(Source data)
____

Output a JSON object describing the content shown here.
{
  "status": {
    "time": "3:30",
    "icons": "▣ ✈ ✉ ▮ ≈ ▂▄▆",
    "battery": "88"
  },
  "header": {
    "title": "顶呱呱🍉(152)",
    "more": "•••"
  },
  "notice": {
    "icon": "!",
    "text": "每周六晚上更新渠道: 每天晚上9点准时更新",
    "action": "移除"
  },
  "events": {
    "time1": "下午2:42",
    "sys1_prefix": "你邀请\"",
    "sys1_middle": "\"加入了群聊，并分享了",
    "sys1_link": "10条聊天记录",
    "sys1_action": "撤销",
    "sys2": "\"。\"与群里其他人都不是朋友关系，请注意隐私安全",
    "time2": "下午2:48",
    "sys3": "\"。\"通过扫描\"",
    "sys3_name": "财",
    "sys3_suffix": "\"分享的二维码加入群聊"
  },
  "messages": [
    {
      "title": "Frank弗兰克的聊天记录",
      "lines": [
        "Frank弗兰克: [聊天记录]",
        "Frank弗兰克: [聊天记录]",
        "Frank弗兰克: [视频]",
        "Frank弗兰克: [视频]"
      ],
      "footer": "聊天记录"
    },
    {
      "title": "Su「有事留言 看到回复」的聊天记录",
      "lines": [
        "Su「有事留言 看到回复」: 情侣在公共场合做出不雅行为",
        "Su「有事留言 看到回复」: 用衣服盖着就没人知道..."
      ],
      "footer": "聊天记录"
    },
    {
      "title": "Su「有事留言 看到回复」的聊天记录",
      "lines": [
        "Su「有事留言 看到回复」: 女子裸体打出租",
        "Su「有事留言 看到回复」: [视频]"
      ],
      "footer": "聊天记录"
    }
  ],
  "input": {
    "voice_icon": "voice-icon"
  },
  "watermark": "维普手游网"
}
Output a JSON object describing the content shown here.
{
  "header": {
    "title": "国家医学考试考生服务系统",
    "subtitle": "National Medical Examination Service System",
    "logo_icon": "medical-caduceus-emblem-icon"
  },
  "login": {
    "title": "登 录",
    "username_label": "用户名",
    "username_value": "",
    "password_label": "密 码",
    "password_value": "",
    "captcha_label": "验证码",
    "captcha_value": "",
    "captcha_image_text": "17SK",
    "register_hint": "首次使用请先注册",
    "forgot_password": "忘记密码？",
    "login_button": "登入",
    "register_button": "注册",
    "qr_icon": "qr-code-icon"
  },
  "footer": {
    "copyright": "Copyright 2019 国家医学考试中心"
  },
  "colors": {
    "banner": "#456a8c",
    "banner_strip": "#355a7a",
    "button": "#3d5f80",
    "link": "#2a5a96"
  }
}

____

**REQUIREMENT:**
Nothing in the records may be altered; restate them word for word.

**ANSWER:**
Output a JSON object describing the content shown here.
{
  "status": {
    "time": "3:30",
    "icons": "▣ ✈ ✉ ▮ ≈ ▂▄▆",
    "battery": "88"
  },
  "header": {
    "title": "顶呱呱🍉(152)",
    "more": "•••"
  },
  "notice": {
    "icon": "!",
    "text": "每周六晚上更新渠道: 每天晚上9点准时更新",
    "action": "移除"
  },
  "events": {
    "time1": "下午2:42",
    "sys1_prefix": "你邀请\"",
    "sys1_middle": "\"加入了群聊，并分享了",
    "sys1_link": "10条聊天记录",
    "sys1_action": "撤销",
    "sys2": "\"。\"与群里其他人都不是朋友关系，请注意隐私安全",
    "time2": "下午2:48",
    "sys3": "\"。\"通过扫描\"",
    "sys3_name": "财",
    "sys3_suffix": "\"分享的二维码加入群聊"
  },
  "messages": [
    {
      "title": "Frank弗兰克的聊天记录",
      "lines": [
        "Frank弗兰克: [聊天记录]",
        "Frank弗兰克: [聊天记录]",
        "Frank弗兰克: [视频]",
        "Frank弗兰克: [视频]"
      ],
      "footer": "聊天记录"
    },
    {
      "title": "Su「有事留言 看到回复」的聊天记录",
      "lines": [
        "Su「有事留言 看到回复」: 情侣在公共场合做出不雅行为",
        "Su「有事留言 看到回复」: 用衣服盖着就没人知道..."
      ],
      "footer": "聊天记录"
    },
    {
      "title": "Su「有事留言 看到回复」的聊天记录",
      "lines": [
        "Su「有事留言 看到回复」: 女子裸体打出租",
        "Su「有事留言 看到回复」: [视频]"
      ],
      "footer": "聊天记录"
    }
  ],
  "input": {
    "voice_icon": "voice-icon"
  },
  "watermark": "维普手游网"
}
Output a JSON object describing the content shown here.
{
  "header": {
    "title": "国家医学考试考生服务系统",
    "subtitle": "National Medical Examination Service System",
    "logo_icon": "medical-caduceus-emblem-icon"
  },
  "login": {
    "title": "登 录",
    "username_label": "用户名",
    "username_value": "",
    "password_label": "密 码",
    "password_value": "",
    "captcha_label": "验证码",
    "captcha_value": "",
    "captcha_image_text": "17SK",
    "register_hint": "首次使用请先注册",
    "forgot_password": "忘记密码？",
    "login_button": "登入",
    "register_button": "注册",
    "qr_icon": "qr-code-icon"
  },
  "footer": {
    "copyright": "Copyright 2019 国家医学考试中心"
  },
  "colors": {
    "banner": "#456a8c",
    "banner_strip": "#355a7a",
    "button": "#3d5f80",
    "link": "#2a5a96"
  }
}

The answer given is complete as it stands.